The Spin This is a natural extension of LG's successful "Life's Good" campaign, which aims to lessen consumer anxieties about high-end electronics. The message here is thus similar to the message in, say, LG's print ads touting its sleek washing machines: "Our products are for enhancing life, not impressing your friends." Granted, the spot briefly flashes 1080p at its conclusion, but that's one of the safer geek terms—remember when Jessica Simpson mentioned 1080i in that great DirecTV ad? ("I totally don't know what that means, but I want it.") Yes, this LG FullHD ad is vanilla, but that's the point—if three of the whitest, dopiest guys in history are lovin' it, than a relative sophisticate such as yourself will be even more enthralled.
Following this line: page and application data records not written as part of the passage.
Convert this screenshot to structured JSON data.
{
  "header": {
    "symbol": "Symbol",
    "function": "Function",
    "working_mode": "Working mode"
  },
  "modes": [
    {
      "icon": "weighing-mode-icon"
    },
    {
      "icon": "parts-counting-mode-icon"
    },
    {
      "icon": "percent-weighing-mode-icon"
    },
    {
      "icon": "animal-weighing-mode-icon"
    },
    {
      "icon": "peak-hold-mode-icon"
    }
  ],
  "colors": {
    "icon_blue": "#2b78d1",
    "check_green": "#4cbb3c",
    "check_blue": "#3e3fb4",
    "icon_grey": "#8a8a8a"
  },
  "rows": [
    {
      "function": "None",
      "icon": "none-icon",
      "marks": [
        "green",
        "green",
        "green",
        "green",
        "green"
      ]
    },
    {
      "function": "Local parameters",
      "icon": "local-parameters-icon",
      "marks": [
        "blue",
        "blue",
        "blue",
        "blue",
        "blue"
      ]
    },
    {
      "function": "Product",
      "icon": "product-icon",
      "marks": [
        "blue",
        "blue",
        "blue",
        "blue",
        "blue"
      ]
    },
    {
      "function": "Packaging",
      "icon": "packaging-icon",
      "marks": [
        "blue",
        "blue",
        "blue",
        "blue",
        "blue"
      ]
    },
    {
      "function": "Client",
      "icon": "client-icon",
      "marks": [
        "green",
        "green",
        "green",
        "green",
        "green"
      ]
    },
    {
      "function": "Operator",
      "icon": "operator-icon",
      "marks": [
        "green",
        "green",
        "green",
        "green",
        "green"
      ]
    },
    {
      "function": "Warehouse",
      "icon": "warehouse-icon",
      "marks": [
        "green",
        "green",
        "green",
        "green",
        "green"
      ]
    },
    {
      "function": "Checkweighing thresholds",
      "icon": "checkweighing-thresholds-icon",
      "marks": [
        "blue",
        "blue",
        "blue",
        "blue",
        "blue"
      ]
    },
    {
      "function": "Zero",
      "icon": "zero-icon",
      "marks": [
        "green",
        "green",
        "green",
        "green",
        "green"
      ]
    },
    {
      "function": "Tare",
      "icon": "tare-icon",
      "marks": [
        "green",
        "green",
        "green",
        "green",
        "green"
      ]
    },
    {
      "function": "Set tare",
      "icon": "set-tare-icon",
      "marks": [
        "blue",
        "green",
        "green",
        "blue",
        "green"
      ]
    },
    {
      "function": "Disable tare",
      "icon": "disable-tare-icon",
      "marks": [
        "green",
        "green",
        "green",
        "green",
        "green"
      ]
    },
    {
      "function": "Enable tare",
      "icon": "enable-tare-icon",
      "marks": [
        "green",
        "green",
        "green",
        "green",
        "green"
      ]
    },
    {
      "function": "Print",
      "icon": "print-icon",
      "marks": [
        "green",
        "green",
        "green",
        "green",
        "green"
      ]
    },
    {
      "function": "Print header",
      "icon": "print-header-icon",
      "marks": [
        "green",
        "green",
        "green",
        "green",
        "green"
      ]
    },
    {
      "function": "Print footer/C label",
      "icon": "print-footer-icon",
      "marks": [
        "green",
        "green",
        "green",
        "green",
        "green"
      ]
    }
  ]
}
Counterspin LG is definitely taking the road less traveled here. Its Korean rival Samsung is going in the opposite direction with its latest HDTVs (the one with those "super clear panels" for "blacker blacks"); it's advertising them as veritable works of art, fit for the walls of tycoons and other high rollers. Samsung's approach is definitely the more conventional one, trying to make potential customers feel as if they're buying their way into an elite club. Is LG underestimating the ego-driven aspects of the current HDTV market? Let's face it, people like to brag about their snazzy new $8,000 sets, and they're willing to learn the technical jargon in order to up their impressiveness. And they probably don't want to think of themselves as dorky, aging preppies whose idea of a fun Saturday afternoon is soberly enjoying a televised golf tournament. Perhaps a spy movie or, better yet, a Hype Williams video would've been more appealing you-are-there fare?
Takeaway I was all set to slam this ad, given my general antagonism toward golf. But I have to admit, the jarring Mentos style grew on me after repeated viewings. I can see the wisdom in creating a cross-cultural ad, especially in this day and age of the weak dollar—a lot of those LG FullHD sets are going to be sold in Europe and South Asia. But you've also got to hand it to LG for sticking to their core message, which has brought them so far in such a short period of time—am I the only one who remembers when LG was considered a decidedly low-end brand? But the chaebol has reinvented itself, in no small part because of its partnership with Philips, whose expertise in marketing appliances seems to have rubbed off on LG.
Hype-O-Meter 7 (out of 10). Yes, it's laughably bland. But LG has reinvented its brand by demystifying technology, and this commercial totally jibes with that theme. Granted, however, it's likelier to appeal to technophobes than Gizmodo readers; rarely has an HDTV ad so underplayed the innovation angle. And unlike the Mentos spots, there's a noticeable lack of zaniness—tough to imagine the Foo Fighters parodying this one.